If I want to witness a change of colour at Windgrove, I must go inside the three caged sanctuaries of the possum proof—wallaby proof gardens.
The large garden has two apple trees and they are now beginning to drop their leaves in preparation for their winter dormancy. What few leaves there are at the base of the tree is enough to spark my imagination and I’m back on my childhood street of Grixdale in Detroit sixty years ago kicking and running through mountainous piles of elm leaves that had been first raked off the lawn and then placed ceremoniously at the street’s curb before being ritually set afire. Smoke lingers in my clothes for days.
In a smaller dome, the leaves of the blueberry bushes are nothing if not vibrant even though their startling reds signal each leaf’s death throe. May I go out in such grandeur, visibly standing proud in the autumn of my years.
Knelling down and touching these leaves, my imagination once again carries me back into the Michigan forest where dormant blueberry bushes (we called them huckleberry) were trod upon as my mother and I went searching for deer with our bow and arrows. She, Artemis, with a 55 pound bow; me, the novice in training, barely able to pull back a 25 pound bow.
During deer season, the smell of rain moistened decay of the deciduous undergrowth is etched upon one’s sensory memories never to be forgotten.
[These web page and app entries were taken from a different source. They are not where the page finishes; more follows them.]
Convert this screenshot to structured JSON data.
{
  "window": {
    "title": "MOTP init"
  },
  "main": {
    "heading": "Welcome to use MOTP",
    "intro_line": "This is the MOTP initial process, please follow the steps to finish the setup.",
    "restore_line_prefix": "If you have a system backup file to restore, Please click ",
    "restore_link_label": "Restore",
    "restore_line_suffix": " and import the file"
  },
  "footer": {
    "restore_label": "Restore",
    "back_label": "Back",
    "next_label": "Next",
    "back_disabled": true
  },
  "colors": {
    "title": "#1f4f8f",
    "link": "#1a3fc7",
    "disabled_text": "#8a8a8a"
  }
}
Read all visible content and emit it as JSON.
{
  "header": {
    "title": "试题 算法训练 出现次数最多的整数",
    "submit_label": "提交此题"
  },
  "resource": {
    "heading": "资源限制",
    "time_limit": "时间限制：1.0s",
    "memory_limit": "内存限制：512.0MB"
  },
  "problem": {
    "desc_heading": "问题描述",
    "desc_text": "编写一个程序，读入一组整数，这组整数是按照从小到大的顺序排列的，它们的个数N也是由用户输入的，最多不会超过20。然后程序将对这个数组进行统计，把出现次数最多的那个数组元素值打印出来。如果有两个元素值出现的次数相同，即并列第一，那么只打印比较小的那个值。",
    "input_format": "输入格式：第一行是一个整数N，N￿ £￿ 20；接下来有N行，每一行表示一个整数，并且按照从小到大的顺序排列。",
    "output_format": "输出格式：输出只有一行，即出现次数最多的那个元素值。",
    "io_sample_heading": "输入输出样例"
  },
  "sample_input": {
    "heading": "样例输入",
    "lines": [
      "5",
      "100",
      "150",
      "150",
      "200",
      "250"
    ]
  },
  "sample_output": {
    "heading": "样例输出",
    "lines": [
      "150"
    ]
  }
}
Even now, when I take an autumn walk beneath the Hobart Botantical Garden’s avenue of birch trees, I’m fifty years younger.
Oh, the flag of autumn. How glorious you are.